npower has today unveiled research, showing that modern day youngsters are disconnected from the great outdoors, with many unable to build a camp fire (78%), put up a tent (79%) or even tie their shoe laces (45%). When asked if they cared about the environment, more than a third (37%) said no and, incredibly, half of those (52%) said that it’s because “in the future we’ll be able to live in space”.
The figures show that while young people are able to search for clips on YouTube (37%) they’d struggle to search for the local post office by reading a map (81%), and while they may be able to work a DVD player (67%), a huge 87% said they wouldn’t know how to repair a bicycle puncture.
The research indicates that today’s youths have lost their sense of adventure and lack skills which older generations take for granted. Nine out of ten youngsters (91%) are unable to recognise different types of butterfly and 43% cannot remember seeing the stars in the last month.
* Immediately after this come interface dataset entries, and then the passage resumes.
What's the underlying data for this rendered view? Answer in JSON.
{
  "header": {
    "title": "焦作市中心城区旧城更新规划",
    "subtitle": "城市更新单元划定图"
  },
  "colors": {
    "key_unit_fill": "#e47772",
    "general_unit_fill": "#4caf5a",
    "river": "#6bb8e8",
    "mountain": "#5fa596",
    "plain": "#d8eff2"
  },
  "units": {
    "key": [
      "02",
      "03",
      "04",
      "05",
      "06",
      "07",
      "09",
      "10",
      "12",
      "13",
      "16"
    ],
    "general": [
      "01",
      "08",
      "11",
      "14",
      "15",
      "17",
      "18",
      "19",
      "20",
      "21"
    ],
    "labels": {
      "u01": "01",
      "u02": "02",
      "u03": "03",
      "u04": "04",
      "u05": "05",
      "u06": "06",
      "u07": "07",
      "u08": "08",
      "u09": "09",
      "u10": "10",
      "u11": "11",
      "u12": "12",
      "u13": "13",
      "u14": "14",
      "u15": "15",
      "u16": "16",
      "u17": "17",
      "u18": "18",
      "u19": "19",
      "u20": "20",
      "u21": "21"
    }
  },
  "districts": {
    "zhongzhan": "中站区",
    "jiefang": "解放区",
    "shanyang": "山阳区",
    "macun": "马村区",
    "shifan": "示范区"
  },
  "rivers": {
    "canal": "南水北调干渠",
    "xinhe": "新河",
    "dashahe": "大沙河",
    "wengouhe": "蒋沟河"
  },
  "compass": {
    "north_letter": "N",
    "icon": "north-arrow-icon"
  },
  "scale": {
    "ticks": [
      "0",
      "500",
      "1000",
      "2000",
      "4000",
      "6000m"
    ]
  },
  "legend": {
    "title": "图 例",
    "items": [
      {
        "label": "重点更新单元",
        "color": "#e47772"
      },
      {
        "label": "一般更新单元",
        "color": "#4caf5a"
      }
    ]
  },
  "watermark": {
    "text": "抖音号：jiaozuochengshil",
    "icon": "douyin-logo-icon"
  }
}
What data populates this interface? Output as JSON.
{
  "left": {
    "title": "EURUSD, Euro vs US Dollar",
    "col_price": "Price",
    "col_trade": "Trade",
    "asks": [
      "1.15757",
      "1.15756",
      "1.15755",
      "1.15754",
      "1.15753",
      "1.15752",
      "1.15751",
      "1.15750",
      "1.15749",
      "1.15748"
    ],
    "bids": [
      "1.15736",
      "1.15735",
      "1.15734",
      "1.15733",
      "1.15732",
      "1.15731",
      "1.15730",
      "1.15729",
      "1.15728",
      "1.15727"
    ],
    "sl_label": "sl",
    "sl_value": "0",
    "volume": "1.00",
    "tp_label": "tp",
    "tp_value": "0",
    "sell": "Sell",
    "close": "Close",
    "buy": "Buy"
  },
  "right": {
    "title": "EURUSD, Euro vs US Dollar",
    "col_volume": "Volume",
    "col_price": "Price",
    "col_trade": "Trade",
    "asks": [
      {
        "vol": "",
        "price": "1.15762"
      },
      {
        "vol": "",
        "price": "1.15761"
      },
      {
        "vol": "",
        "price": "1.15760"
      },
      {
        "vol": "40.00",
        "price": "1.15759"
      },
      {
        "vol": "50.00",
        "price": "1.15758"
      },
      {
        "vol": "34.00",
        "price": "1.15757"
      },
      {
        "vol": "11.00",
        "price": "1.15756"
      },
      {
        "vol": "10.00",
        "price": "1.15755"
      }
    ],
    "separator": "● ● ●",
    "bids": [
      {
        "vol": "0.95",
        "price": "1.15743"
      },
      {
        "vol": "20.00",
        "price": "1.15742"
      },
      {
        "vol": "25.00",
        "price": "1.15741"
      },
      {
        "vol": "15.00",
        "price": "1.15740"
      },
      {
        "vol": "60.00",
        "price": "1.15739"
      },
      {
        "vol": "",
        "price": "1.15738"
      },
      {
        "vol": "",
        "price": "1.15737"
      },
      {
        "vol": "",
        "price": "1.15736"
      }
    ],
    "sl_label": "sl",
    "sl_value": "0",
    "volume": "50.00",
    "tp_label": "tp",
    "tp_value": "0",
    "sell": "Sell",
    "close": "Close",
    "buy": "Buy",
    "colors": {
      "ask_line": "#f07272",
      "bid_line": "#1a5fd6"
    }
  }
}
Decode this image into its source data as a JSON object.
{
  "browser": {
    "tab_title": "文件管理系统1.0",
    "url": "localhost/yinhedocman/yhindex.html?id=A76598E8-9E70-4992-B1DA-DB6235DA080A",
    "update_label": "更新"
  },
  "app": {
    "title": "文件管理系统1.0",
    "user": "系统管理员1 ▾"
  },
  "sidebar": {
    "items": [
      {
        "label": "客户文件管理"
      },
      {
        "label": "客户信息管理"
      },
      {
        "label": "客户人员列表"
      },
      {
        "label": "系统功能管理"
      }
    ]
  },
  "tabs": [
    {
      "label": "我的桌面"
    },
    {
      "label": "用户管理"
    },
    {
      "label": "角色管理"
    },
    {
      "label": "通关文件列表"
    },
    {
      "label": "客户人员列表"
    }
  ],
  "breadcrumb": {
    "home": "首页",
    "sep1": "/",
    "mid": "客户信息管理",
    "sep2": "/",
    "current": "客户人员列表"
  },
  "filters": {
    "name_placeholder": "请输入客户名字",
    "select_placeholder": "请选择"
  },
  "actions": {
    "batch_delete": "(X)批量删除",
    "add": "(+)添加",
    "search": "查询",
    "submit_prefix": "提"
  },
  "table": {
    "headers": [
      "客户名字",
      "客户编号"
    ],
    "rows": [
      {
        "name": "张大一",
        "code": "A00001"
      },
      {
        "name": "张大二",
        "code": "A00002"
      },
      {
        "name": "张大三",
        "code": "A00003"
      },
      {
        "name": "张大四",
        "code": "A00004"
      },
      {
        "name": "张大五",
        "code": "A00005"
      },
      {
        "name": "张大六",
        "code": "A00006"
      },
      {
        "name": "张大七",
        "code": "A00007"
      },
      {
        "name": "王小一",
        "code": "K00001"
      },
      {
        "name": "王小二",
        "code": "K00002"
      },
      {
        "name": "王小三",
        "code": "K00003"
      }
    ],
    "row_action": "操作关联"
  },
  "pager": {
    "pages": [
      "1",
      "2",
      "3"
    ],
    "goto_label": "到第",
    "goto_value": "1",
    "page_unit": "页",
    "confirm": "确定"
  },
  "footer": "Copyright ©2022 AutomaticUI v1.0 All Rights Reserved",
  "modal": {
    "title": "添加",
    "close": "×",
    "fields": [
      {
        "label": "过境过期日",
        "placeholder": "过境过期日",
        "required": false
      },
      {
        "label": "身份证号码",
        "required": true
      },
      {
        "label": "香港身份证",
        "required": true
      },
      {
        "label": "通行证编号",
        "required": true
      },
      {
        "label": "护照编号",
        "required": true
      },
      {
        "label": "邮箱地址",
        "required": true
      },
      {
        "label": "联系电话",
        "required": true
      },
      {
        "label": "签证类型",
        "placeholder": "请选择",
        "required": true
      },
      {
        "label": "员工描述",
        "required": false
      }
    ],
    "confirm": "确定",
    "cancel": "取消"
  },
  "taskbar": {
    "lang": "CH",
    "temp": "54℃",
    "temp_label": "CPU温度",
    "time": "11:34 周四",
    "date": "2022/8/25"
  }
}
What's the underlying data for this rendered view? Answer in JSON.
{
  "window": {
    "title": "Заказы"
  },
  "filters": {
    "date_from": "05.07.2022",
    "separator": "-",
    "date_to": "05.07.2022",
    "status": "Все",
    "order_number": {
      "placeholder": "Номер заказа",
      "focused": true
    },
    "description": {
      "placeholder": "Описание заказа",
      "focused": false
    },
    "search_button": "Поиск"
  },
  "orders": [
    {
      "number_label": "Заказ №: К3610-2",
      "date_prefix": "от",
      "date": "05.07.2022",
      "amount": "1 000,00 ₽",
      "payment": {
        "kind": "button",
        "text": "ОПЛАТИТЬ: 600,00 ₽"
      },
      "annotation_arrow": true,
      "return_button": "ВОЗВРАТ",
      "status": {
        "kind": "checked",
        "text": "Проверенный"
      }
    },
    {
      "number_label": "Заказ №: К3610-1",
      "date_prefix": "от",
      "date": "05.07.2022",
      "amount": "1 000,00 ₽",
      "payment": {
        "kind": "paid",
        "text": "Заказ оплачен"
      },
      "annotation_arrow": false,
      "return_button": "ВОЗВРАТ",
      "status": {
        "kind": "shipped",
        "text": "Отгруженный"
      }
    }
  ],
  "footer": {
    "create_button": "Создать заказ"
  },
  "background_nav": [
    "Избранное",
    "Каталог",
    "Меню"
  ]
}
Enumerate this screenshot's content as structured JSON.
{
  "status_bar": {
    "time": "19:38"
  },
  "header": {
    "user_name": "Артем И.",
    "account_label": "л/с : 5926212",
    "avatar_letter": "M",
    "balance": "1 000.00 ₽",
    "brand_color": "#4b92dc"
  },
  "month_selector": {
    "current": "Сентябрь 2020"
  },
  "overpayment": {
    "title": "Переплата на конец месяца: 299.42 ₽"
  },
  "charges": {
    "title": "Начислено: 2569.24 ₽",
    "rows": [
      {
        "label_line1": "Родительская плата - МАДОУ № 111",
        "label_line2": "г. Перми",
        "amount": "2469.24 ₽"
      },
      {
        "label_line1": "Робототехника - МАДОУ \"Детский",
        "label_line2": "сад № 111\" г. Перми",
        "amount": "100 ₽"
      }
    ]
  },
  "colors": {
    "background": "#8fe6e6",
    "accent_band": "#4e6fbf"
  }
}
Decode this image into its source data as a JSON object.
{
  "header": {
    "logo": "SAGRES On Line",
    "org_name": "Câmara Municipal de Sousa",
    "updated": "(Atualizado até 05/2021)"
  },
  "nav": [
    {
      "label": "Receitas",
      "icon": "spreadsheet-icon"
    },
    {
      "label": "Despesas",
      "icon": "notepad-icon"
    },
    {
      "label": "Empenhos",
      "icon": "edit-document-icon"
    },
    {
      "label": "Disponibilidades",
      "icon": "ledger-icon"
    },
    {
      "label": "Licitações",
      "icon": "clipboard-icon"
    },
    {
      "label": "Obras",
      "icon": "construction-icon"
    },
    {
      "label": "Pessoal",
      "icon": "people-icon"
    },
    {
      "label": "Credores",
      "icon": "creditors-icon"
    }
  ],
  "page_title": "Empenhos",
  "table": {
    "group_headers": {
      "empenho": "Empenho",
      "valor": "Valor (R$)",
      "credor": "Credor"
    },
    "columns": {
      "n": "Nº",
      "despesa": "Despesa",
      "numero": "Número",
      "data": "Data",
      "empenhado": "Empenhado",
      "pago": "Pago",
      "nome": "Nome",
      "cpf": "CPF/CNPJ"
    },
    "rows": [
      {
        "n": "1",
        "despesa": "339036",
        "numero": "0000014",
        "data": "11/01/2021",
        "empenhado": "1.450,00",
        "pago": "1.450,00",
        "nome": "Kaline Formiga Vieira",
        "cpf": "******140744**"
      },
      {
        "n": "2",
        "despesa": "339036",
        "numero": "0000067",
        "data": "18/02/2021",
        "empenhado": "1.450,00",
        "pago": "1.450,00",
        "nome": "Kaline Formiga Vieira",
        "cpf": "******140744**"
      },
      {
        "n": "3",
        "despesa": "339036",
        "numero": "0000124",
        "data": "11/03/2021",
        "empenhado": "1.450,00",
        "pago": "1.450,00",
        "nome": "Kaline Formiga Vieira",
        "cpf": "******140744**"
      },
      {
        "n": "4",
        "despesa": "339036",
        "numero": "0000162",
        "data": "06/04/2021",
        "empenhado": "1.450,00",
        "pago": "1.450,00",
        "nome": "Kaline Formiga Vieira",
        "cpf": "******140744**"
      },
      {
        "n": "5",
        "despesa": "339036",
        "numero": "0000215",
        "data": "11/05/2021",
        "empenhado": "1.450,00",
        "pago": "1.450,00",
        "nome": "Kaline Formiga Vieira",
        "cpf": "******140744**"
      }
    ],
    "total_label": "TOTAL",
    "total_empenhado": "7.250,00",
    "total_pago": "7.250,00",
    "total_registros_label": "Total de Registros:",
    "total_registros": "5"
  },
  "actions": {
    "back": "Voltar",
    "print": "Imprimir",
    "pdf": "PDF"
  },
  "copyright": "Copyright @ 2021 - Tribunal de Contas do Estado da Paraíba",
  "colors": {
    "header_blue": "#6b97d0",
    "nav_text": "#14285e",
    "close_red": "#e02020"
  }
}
The lack of interest in the great outdoors is a worry for many parents, with more than seven in ten (77%) saying their child spends too much time watching TV or playing video games.
Survival expert and founder of Woodlore, Ray Mears, comments: “The latest figures are really shocking and I can’t believe our young people are so ill-equipped when it comes to practical skills.
“When I was growing up, I was told ‘You don’t need equipment, you need knowledge to survive in the wild’ and this is something that I truly believe. Simple skills like putting up a tent can teach you important lessons that can’t be learnt without doing them yourself. You learn how to work in a team and communicate with your peers; how to work under pressure and use logic and, most importantly, how to look after yourself and know your strengths.”
In response to these startling figures, npower will today announce the start of Climate Cops SOS, an educational programme which looks for Britain’s greenest young people by working with schools across the country. Working with survival expert Ray Mears, npower hopes to inject passion for the great outdoors back into the hearts of the nation’s youths. To enter the competition, they will have to devise and implement a group activity which celebrates adventure and encourages their fellow peers to go outside and enjoy the great outdoors. 100 winning students will be treated with a trip to the Lake District where they will have a survival master class with Ray himself.
To enter npower’s Climate Cops SOS, children must be aged 11 to 13. Entries should come through their school and they will need to show that they have devised and implemented a group activity, which celebrates adventure and encourages their peers to go outside and enjoy the great outdoors.
For more information visit www.npower.com/climatecopssos